*What is needed*
The records are to be copied exactly and in full.

(App and web page records)
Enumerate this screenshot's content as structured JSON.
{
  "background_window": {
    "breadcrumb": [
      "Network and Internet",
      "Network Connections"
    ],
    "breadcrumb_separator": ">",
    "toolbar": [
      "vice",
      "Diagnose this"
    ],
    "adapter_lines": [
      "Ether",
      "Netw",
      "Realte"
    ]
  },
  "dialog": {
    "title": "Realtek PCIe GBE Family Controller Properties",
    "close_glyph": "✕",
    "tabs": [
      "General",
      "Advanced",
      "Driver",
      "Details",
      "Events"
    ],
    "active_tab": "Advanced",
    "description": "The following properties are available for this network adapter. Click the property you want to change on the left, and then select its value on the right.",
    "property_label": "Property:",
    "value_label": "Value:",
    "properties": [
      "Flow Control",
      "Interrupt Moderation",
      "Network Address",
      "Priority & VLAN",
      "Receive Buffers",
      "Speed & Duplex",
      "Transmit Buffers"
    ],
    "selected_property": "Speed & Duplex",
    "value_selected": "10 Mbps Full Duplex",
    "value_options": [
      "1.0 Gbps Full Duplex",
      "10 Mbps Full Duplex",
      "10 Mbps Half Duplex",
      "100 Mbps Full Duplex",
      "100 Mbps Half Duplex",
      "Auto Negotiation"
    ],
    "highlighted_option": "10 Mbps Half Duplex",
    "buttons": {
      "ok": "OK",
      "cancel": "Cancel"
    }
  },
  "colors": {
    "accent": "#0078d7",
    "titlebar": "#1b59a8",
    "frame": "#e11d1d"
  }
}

*Solution to this exercise*
Enumerate this screenshot's content as structured JSON.
{
  "background_window": {
    "breadcrumb": [
      "Network and Internet",
      "Network Connections"
    ],
    "breadcrumb_separator": ">",
    "toolbar": [
      "vice",
      "Diagnose this"
    ],
    "adapter_lines": [
      "Ether",
      "Netw",
      "Realte"
    ]
  },
  "dialog": {
    "title": "Realtek PCIe GBE Family Controller Properties",
    "close_glyph": "✕",
    "tabs": [
      "General",
      "Advanced",
      "Driver",
      "Details",
      "Events"
    ],
    "active_tab": "Advanced",
    "description": "The following properties are available for this network adapter. Click the property you want to change on the left, and then select its value on the right.",
    "property_label": "Property:",
    "value_label": "Value:",
    "properties": [
      "Flow Control",
      "Interrupt Moderation",
      "Network Address",
      "Priority & VLAN",
      "Receive Buffers",
      "Speed & Duplex",
      "Transmit Buffers"
    ],
    "selected_property": "Speed & Duplex",
    "value_selected": "10 Mbps Full Duplex",
    "value_options": [
      "1.0 Gbps Full Duplex",
      "10 Mbps Full Duplex",
      "10 Mbps Half Duplex",
      "100 Mbps Full Duplex",
      "100 Mbps Half Duplex",
      "Auto Negotiation"
    ],
    "highlighted_option": "10 Mbps Half Duplex",
    "buttons": {
      "ok": "OK",
      "cancel": "Cancel"
    }
  },
  "colors": {
    "accent": "#0078d7",
    "titlebar": "#1b59a8",
    "frame": "#e11d1d"
  }
}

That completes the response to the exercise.